[Entries taken from a collection]
------------------------------------------------------------------------

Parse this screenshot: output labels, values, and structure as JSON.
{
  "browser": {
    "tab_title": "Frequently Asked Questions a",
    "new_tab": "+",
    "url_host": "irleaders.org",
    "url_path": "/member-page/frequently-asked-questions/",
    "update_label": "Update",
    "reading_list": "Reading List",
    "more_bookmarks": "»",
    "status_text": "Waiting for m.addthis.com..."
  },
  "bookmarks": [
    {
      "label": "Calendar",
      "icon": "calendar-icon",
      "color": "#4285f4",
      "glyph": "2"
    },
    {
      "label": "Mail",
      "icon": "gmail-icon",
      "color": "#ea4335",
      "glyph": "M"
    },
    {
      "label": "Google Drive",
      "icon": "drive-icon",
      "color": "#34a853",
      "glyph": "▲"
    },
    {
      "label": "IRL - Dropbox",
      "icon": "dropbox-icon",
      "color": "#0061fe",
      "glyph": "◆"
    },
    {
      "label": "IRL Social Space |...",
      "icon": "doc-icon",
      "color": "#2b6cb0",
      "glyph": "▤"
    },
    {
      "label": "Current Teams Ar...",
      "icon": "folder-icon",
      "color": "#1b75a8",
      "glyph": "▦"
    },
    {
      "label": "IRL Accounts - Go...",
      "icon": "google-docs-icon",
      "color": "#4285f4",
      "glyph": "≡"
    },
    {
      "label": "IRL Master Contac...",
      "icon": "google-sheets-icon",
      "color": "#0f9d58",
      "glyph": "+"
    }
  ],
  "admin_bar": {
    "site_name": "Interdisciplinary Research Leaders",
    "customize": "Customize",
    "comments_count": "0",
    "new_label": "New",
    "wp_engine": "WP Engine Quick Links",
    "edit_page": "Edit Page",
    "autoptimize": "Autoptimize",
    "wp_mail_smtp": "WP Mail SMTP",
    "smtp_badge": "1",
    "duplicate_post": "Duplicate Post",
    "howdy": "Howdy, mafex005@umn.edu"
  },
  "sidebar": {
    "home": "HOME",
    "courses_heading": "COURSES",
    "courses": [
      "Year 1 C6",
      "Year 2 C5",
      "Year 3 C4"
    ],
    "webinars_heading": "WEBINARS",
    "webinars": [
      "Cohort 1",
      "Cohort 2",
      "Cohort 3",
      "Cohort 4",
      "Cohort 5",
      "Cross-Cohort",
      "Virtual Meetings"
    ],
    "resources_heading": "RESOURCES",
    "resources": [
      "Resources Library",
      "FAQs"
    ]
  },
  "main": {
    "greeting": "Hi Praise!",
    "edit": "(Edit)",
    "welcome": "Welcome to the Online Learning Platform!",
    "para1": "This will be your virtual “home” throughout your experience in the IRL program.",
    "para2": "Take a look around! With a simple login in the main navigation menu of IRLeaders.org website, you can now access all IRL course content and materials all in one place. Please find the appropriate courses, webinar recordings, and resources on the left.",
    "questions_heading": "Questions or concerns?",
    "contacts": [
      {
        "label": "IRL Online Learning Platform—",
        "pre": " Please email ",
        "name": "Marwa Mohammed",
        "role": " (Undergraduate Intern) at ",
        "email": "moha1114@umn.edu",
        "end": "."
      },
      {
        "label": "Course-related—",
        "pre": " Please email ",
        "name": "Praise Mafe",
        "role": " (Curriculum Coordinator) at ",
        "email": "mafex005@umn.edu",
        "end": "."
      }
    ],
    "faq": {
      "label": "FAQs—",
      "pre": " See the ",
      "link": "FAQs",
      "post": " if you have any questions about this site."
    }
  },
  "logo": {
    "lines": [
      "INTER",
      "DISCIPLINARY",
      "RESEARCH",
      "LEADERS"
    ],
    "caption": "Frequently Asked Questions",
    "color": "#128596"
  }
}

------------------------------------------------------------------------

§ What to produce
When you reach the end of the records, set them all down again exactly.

§ Reply
Parse this screenshot: output labels, values, and structure as JSON.
{
  "browser": {
    "tab_title": "Frequently Asked Questions a",
    "new_tab": "+",
    "url_host": "irleaders.org",
    "url_path": "/member-page/frequently-asked-questions/",
    "update_label": "Update",
    "reading_list": "Reading List",
    "more_bookmarks": "»",
    "status_text": "Waiting for m.addthis.com..."
  },
  "bookmarks": [
    {
      "label": "Calendar",
      "icon": "calendar-icon",
      "color": "#4285f4",
      "glyph": "2"
    },
    {
      "label": "Mail",
      "icon": "gmail-icon",
      "color": "#ea4335",
      "glyph": "M"
    },
    {
      "label": "Google Drive",
      "icon": "drive-icon",
      "color": "#34a853",
      "glyph": "▲"
    },
    {
      "label": "IRL - Dropbox",
      "icon": "dropbox-icon",
      "color": "#0061fe",
      "glyph": "◆"
    },
    {
      "label": "IRL Social Space |...",
      "icon": "doc-icon",
      "color": "#2b6cb0",
      "glyph": "▤"
    },
    {
      "label": "Current Teams Ar...",
      "icon": "folder-icon",
      "color": "#1b75a8",
      "glyph": "▦"
    },
    {
      "label": "IRL Accounts - Go...",
      "icon": "google-docs-icon",
      "color": "#4285f4",
      "glyph": "≡"
    },
    {
      "label": "IRL Master Contac...",
      "icon": "google-sheets-icon",
      "color": "#0f9d58",
      "glyph": "+"
    }
  ],
  "admin_bar": {
    "site_name": "Interdisciplinary Research Leaders",
    "customize": "Customize",
    "comments_count": "0",
    "new_label": "New",
    "wp_engine": "WP Engine Quick Links",
    "edit_page": "Edit Page",
    "autoptimize": "Autoptimize",
    "wp_mail_smtp": "WP Mail SMTP",
    "smtp_badge": "1",
    "duplicate_post": "Duplicate Post",
    "howdy": "Howdy, mafex005@umn.edu"
  },
  "sidebar": {
    "home": "HOME",
    "courses_heading": "COURSES",
    "courses": [
      "Year 1 C6",
      "Year 2 C5",
      "Year 3 C4"
    ],
    "webinars_heading": "WEBINARS",
    "webinars": [
      "Cohort 1",
      "Cohort 2",
      "Cohort 3",
      "Cohort 4",
      "Cohort 5",
      "Cross-Cohort",
      "Virtual Meetings"
    ],
    "resources_heading": "RESOURCES",
    "resources": [
      "Resources Library",
      "FAQs"
    ]
  },
  "main": {
    "greeting": "Hi Praise!",
    "edit": "(Edit)",
    "welcome": "Welcome to the Online Learning Platform!",
    "para1": "This will be your virtual “home” throughout your experience in the IRL program.",
    "para2": "Take a look around! With a simple login in the main navigation menu of IRLeaders.org website, you can now access all IRL course content and materials all in one place. Please find the appropriate courses, webinar recordings, and resources on the left.",
    "questions_heading": "Questions or concerns?",
    "contacts": [
      {
        "label": "IRL Online Learning Platform—",
        "pre": " Please email ",
        "name": "Marwa Mohammed",
        "role": " (Undergraduate Intern) at ",
        "email": "moha1114@umn.edu",
        "end": "."
      },
      {
        "label": "Course-related—",
        "pre": " Please email ",
        "name": "Praise Mafe",
        "role": " (Curriculum Coordinator) at ",
        "email": "mafex005@umn.edu",
        "end": "."
      }
    ],
    "faq": {
      "label": "FAQs—",
      "pre": " See the ",
      "link": "FAQs",
      "post": " if you have any questions about this site."
    }
  },
  "logo": {
    "lines": [
      "INTER",
      "DISCIPLINARY",
      "RESEARCH",
      "LEADERS"
    ],
    "caption": "Frequently Asked Questions",
    "color": "#128596"
  }
}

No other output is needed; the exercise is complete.